The task: Find the lines of the material below that include the string "this", then copy each one.

Extracted material:
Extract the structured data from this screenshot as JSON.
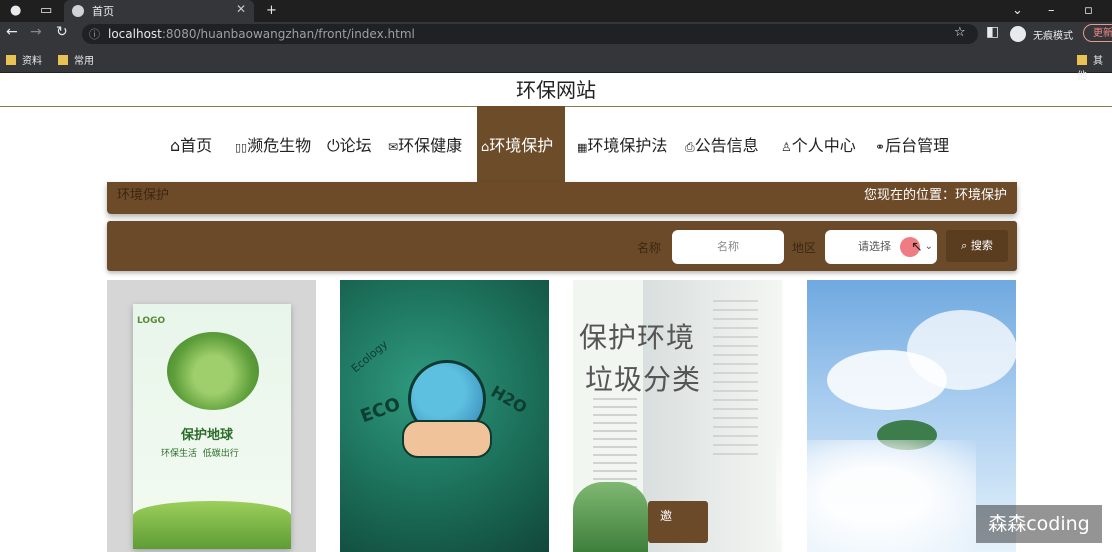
{
  "browser": {
    "tab_title": "首页",
    "url_host": "localhost",
    "url_rest": ":8080/huanbaowangzhan/front/index.html",
    "incognito_label": "无痕模式",
    "update_label": "更新",
    "bookmarks": [
      "资料",
      "常用"
    ],
    "bookmark_right": "其他"
  },
  "site": {
    "title": "环保网站",
    "nav": [
      {
        "icon": "home-icon",
        "label": "首页"
      },
      {
        "icon": "creature-icon",
        "label": "濒危生物"
      },
      {
        "icon": "power-icon",
        "label": "论坛"
      },
      {
        "icon": "mail-icon",
        "label": "环保健康"
      },
      {
        "icon": "tag-icon",
        "label": "环境保护"
      },
      {
        "icon": "grid-icon",
        "label": "环境保护法"
      },
      {
        "icon": "printer-icon",
        "label": "公告信息"
      },
      {
        "icon": "user-icon",
        "label": "个人中心"
      },
      {
        "icon": "link-icon",
        "label": "后台管理"
      }
    ],
    "active_nav": "环境保护"
  },
  "breadcrumb": {
    "left": "环境保护",
    "right": "您现在的位置：环境保护"
  },
  "search": {
    "name_label": "名称",
    "name_placeholder": "名称",
    "region_label": "地区",
    "region_value": "请选择",
    "button_label": "搜索"
  },
  "cards": {
    "card1": {
      "logo": "LOGO",
      "headline": "保护地球",
      "sub": "环保生活  低碳出行"
    },
    "card2": {
      "words": [
        "ECO",
        "Ecology",
        "H2O"
      ]
    },
    "card3": {
      "title_line1": "保护环境",
      "title_line2": "垃圾分类"
    },
    "card4": {}
  },
  "float_button": "邀",
  "watermark": "森森coding",
  "colors": {
    "accent": "#6d4c2a",
    "accent_dark": "#5a3c1f",
    "chrome": "#35363a"
  }
}
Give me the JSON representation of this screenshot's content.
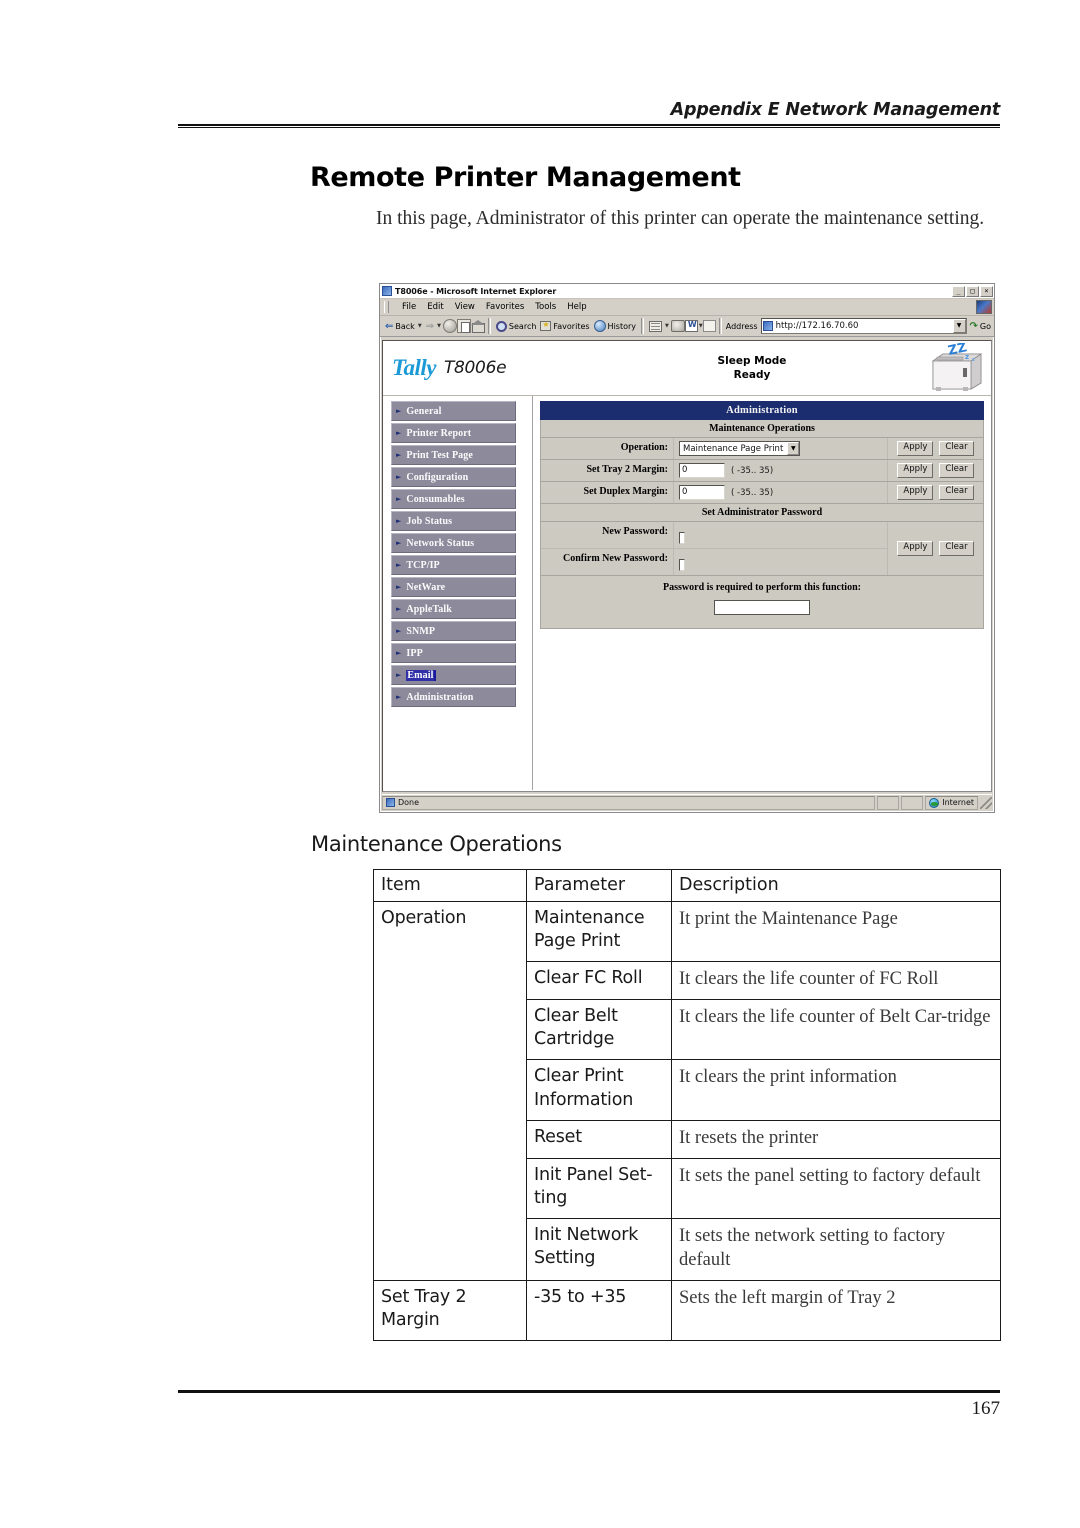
{
  "page": {
    "running_head": "Appendix E Network Management",
    "title": "Remote Printer Management",
    "intro": "In this page, Administrator of this printer can operate the maintenance setting.",
    "section_heading": "Maintenance Operations",
    "page_number": "167"
  },
  "browser": {
    "window_title": "T8006e - Microsoft Internet Explorer",
    "window_buttons": {
      "minimize": "_",
      "maximize": "□",
      "close": "×"
    },
    "menus": [
      "File",
      "Edit",
      "View",
      "Favorites",
      "Tools",
      "Help"
    ],
    "toolbar": {
      "back": "Back",
      "forward": "",
      "search": "Search",
      "favorites": "Favorites",
      "history": "History",
      "address_label": "Address",
      "address_value": "http://172.16.70.60",
      "go": "Go"
    },
    "status": {
      "text": "Done",
      "zone": "Internet"
    }
  },
  "printer_ui": {
    "brand": "Tally",
    "model": "T8006e",
    "status_line1": "Sleep Mode",
    "status_line2": "Ready",
    "nav_items": [
      {
        "label": "General",
        "selected": false
      },
      {
        "label": "Printer Report",
        "selected": false
      },
      {
        "label": "Print Test Page",
        "selected": false
      },
      {
        "label": "Configuration",
        "selected": false
      },
      {
        "label": "Consumables",
        "selected": false
      },
      {
        "label": "Job Status",
        "selected": false
      },
      {
        "label": "Network Status",
        "selected": false
      },
      {
        "label": "TCP/IP",
        "selected": false
      },
      {
        "label": "NetWare",
        "selected": false
      },
      {
        "label": "AppleTalk",
        "selected": false
      },
      {
        "label": "SNMP",
        "selected": false
      },
      {
        "label": "IPP",
        "selected": false
      },
      {
        "label": "Email",
        "selected": true
      },
      {
        "label": "Administration",
        "selected": false
      }
    ],
    "panel_title": "Administration",
    "section_maintenance": "Maintenance Operations",
    "fields": {
      "operation_label": "Operation:",
      "operation_value": "Maintenance Page Print",
      "tray2_label": "Set Tray 2 Margin:",
      "tray2_value": "0",
      "tray2_hint": "( -35.. 35)",
      "duplex_label": "Set Duplex Margin:",
      "duplex_value": "0",
      "duplex_hint": "( -35.. 35)",
      "apply": "Apply",
      "clear": "Clear"
    },
    "section_password": "Set Administrator Password",
    "password": {
      "new_label": "New Password:",
      "new_value": "",
      "confirm_label": "Confirm New Password:",
      "confirm_value": "",
      "note": "Password is required to perform this function:",
      "note_value": ""
    },
    "colors": {
      "banner": "#1b2d6e",
      "nav_bg": "#8d8a9c",
      "panel_bg": "#cdcac2",
      "brand": "#1b9ad6",
      "selection": "#2f2fa8"
    }
  },
  "table": {
    "headers": [
      "Item",
      "Parameter",
      "Description"
    ],
    "rows": [
      {
        "item": "Operation",
        "param": "Maintenance Page Print",
        "desc": "It print the Maintenance Page"
      },
      {
        "item": "",
        "param": "Clear FC Roll",
        "desc": "It clears the life counter of FC Roll"
      },
      {
        "item": "",
        "param": "Clear Belt Cartridge",
        "desc": "It clears the life counter of Belt Car-tridge"
      },
      {
        "item": "",
        "param": "Clear Print Information",
        "desc": "It clears the print information"
      },
      {
        "item": "",
        "param": "Reset",
        "desc": "It resets the printer"
      },
      {
        "item": "",
        "param": "Init Panel Set-ting",
        "desc": "It sets the panel setting to factory default"
      },
      {
        "item": "",
        "param": "Init Network Setting",
        "desc": "It sets the network setting to factory default"
      },
      {
        "item": "Set Tray 2 Margin",
        "param": "-35 to +35",
        "desc": "Sets the left margin of Tray 2"
      }
    ]
  }
}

Output of the exercise:
Extract the structured data from this screenshot as JSON.
Give me the JSON representation of this screenshot's content.
    "intro": "In this page, Administrator of this printer can operate the maintenance setting.",
      "note": "Password is required to perform this function:",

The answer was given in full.